*Extracted data*.
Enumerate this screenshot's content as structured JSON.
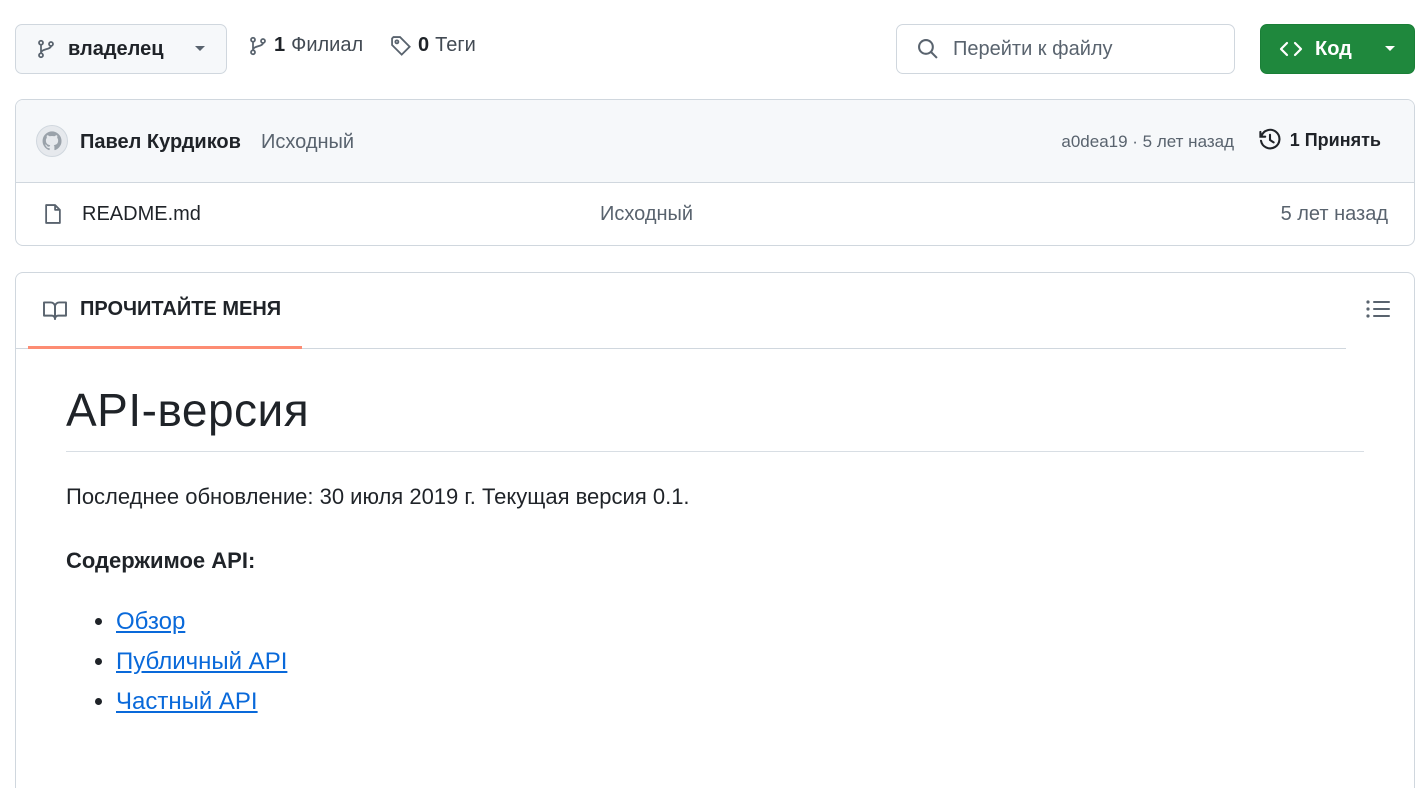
{
  "toolbar": {
    "branch": "владелец",
    "branches_count": "1",
    "branches_label": "Филиал",
    "tags_count": "0",
    "tags_label": "Теги",
    "search_placeholder": "Перейти к файлу",
    "code_label": "Код"
  },
  "commit": {
    "author": "Павел Курдиков",
    "message": "Исходный",
    "meta": "a0dea19 · 5 лет назад",
    "commits_count": "1",
    "commits_label": "Принять"
  },
  "files": [
    {
      "name": "README.md",
      "message": "Исходный",
      "date": "5 лет назад"
    }
  ],
  "readme": {
    "tab_label": "ПРОЧИТАЙТЕ МЕНЯ",
    "title": "API-версия",
    "paragraph": "Последнее обновление: 30 июля 2019 г. Текущая версия 0.1.",
    "subheading": "Содержимое API:",
    "links": [
      "Обзор",
      "Публичный API",
      "Частный API"
    ]
  },
  "colors": {
    "accent_green": "#1f883d",
    "link_blue": "#0969da",
    "tab_underline": "#fd8c73"
  },
  "icons": [
    "git-branch-icon",
    "caret-down-icon",
    "tag-icon",
    "search-icon",
    "code-icon",
    "history-icon",
    "file-icon",
    "book-icon",
    "list-icon"
  ]
}
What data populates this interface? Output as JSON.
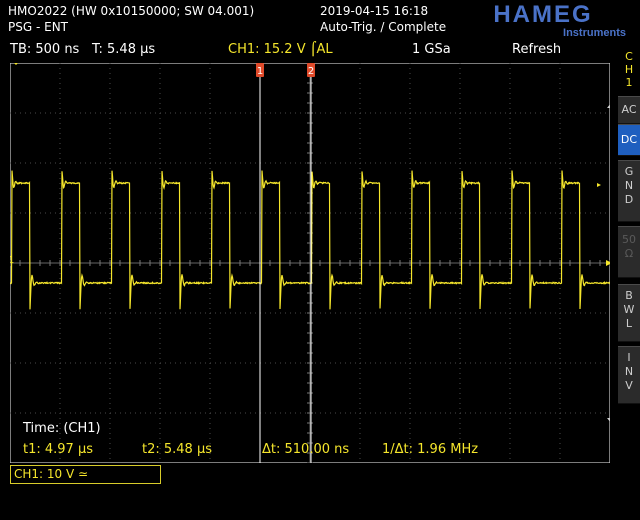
{
  "header": {
    "model": "HMO2022 (HW 0x10150000; SW 04.001)",
    "mode": "PSG - ENT",
    "datetime": "2019-04-15 16:18",
    "trigger_status": "Auto-Trig. / Complete",
    "brand": "HAMEG",
    "brand_sub": "Instruments"
  },
  "status_bar": {
    "timebase": "TB: 500 ns",
    "trigger_time": "T: 5.48 µs",
    "channel_trigger": "CH1: 15.2 V ⌠AL",
    "sample_rate": "1 GSa",
    "acq_mode": "Refresh"
  },
  "side_menu": {
    "channel_top": "C",
    "channel_h": "H",
    "channel_num": "1",
    "ac": "AC",
    "dc": "DC",
    "gnd": [
      "G",
      "N",
      "D"
    ],
    "ohm": [
      "50",
      "Ω"
    ],
    "bwl": [
      "B",
      "W",
      "L"
    ],
    "inv": [
      "I",
      "N",
      "V"
    ]
  },
  "cursors": {
    "c1_label": "1",
    "c2_label": "2"
  },
  "measurements": {
    "title": "Time: (CH1)",
    "t1": "t1: 4.97 µs",
    "t2": "t2: 5.48 µs",
    "dt": "Δt: 510.00 ns",
    "inv_dt": "1/Δt: 1.96 MHz"
  },
  "channel_box": {
    "label": "CH1: 10 V ≃"
  },
  "colors": {
    "trace": "#f5e62c",
    "grid": "#4a4a4a",
    "cursor": "#ffffff",
    "cursor_marker": "#e04a2a",
    "active_button": "#1f5fbf"
  },
  "chart_data": {
    "type": "line",
    "title": "",
    "xlabel": "",
    "ylabel": "",
    "time_per_div_ns": 500,
    "volts_per_div": 10,
    "period_ns": 500,
    "high_level_div": 1.6,
    "low_level_div": -0.4,
    "cursor_t1_us": 4.97,
    "cursor_t2_us": 5.48
  }
}
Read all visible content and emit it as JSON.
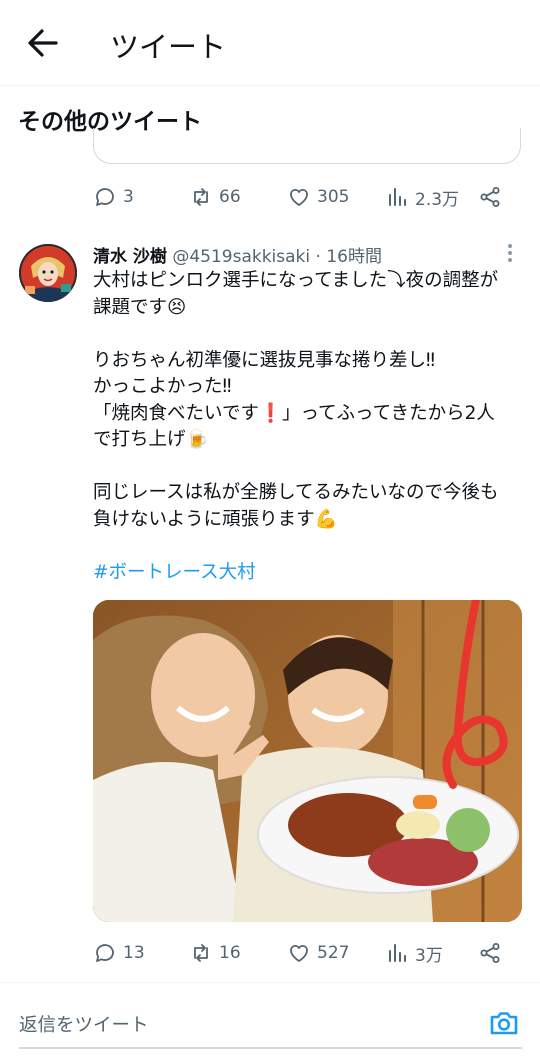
{
  "header": {
    "title": "ツイート"
  },
  "section_title": "その他のツイート",
  "prev_tweet": {
    "stats": {
      "replies": "3",
      "retweets": "66",
      "likes": "305",
      "views": "2.3万"
    }
  },
  "tweet": {
    "author_name": "清水 沙樹",
    "handle": "@4519sakkisaki",
    "time": "16時間",
    "lines": [
      "大村はピンロク選手になってました⤵夜の調整が",
      "課題です😣",
      "",
      "りおちゃん初準優に選抜見事な捲り差し‼",
      "かっこよかった‼",
      "「焼肉食べたいです❗」ってふってきたから2人",
      "で打ち上げ🍺",
      "",
      "同じレースは私が全勝してるみたいなので今後も",
      "負けないように頑張ります💪"
    ],
    "hashtag": "#ボートレース大村",
    "stats": {
      "replies": "13",
      "retweets": "16",
      "likes": "527",
      "views": "3万"
    }
  },
  "reply_bar": {
    "placeholder": "返信をツイート"
  },
  "colors": {
    "accent": "#1d9bf0",
    "muted": "#536471",
    "text": "#0f1419"
  }
}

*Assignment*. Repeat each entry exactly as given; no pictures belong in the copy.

*Reply to the task*.
Enumerate this screenshot's content as structured JSON.
{
  "toolbar": {
    "branch": "владелец",
    "branches_count": "1",
    "branches_label": "Филиал",
    "tags_count": "0",
    "tags_label": "Теги",
    "search_placeholder": "Перейти к файлу",
    "code_label": "Код"
  },
  "commit": {
    "author": "Павел Курдиков",
    "message": "Исходный",
    "meta": "a0dea19 · 5 лет назад",
    "commits_count": "1",
    "commits_label": "Принять"
  },
  "files": [
    {
      "name": "README.md",
      "message": "Исходный",
      "date": "5 лет назад"
    }
  ],
  "readme": {
    "tab_label": "ПРОЧИТАЙТЕ МЕНЯ",
    "title": "API-версия",
    "paragraph": "Последнее обновление: 30 июля 2019 г. Текущая версия 0.1.",
    "subheading": "Содержимое API:",
    "links": [
      "Обзор",
      "Публичный API",
      "Частный API"
    ]
  },
  "colors": {
    "accent_green": "#1f883d",
    "link_blue": "#0969da",
    "tab_underline": "#fd8c73"
  },
  "icons": [
    "git-branch-icon",
    "caret-down-icon",
    "tag-icon",
    "search-icon",
    "code-icon",
    "history-icon",
    "file-icon",
    "book-icon",
    "list-icon"
  ]
}
What data populates this interface? Output as JSON.
{
  "header": {
    "model": "HMO2022 (HW 0x10150000; SW 04.001)",
    "mode": "PSG - ENT",
    "datetime": "2019-04-15 16:18",
    "trigger_status": "Auto-Trig. / Complete",
    "brand": "HAMEG",
    "brand_sub": "Instruments"
  },
  "status_bar": {
    "timebase": "TB: 500 ns",
    "trigger_time": "T: 5.48 µs",
    "channel_trigger": "CH1: 15.2 V ⌠AL",
    "sample_rate": "1 GSa",
    "acq_mode": "Refresh"
  },
  "side_menu": {
    "channel_top": "C",
    "channel_h": "H",
    "channel_num": "1",
    "ac": "AC",
    "dc": "DC",
    "gnd": [
      "G",
      "N",
      "D"
    ],
    "ohm": [
      "50",
      "Ω"
    ],
    "bwl": [
      "B",
      "W",
      "L"
    ],
    "inv": [
      "I",
      "N",
      "V"
    ]
  },
  "cursors": {
    "c1_label": "1",
    "c2_label": "2"
  },
  "measurements": {
    "title": "Time: (CH1)",
    "t1": "t1: 4.97 µs",
    "t2": "t2: 5.48 µs",
    "dt": "Δt: 510.00 ns",
    "inv_dt": "1/Δt: 1.96 MHz"
  },
  "channel_box": {
    "label": "CH1: 10 V ≃"
  },
  "colors": {
    "trace": "#f5e62c",
    "grid": "#4a4a4a",
    "cursor": "#ffffff",
    "cursor_marker": "#e04a2a",
    "active_button": "#1f5fbf"
  },
  "chart_data": {
    "type": "line",
    "title": "",
    "xlabel": "",
    "ylabel": "",
    "time_per_div_ns": 500,
    "volts_per_div": 10,
    "period_ns": 500,
    "high_level_div": 1.6,
    "low_level_div": -0.4,
    "cursor_t1_us": 4.97,
    "cursor_t2_us": 5.48
  }
}
Read all visible content and emit it as JSON.
{
  "header": {
    "title": "ツイート"
  },
  "section_title": "その他のツイート",
  "prev_tweet": {
    "stats": {
      "replies": "3",
      "retweets": "66",
      "likes": "305",
      "views": "2.3万"
    }
  },
  "tweet": {
    "author_name": "清水 沙樹",
    "handle": "@4519sakkisaki",
    "time": "16時間",
    "lines": [
      "大村はピンロク選手になってました⤵夜の調整が",
      "課題です😣",
      "",
      "りおちゃん初準優に選抜見事な捲り差し‼",
      "かっこよかった‼",
      "「焼肉食べたいです❗」ってふってきたから2人",
      "で打ち上げ🍺",
      "",
      "同じレースは私が全勝してるみたいなので今後も",
      "負けないように頑張ります💪"
    ],
    "hashtag": "#ボートレース大村",
    "stats": {
      "replies": "13",
      "retweets": "16",
      "likes": "527",
      "views": "3万"
    }
  },
  "reply_bar": {
    "placeholder": "返信をツイート"
  },
  "colors": {
    "accent": "#1d9bf0",
    "muted": "#536471",
    "text": "#0f1419"
  }
}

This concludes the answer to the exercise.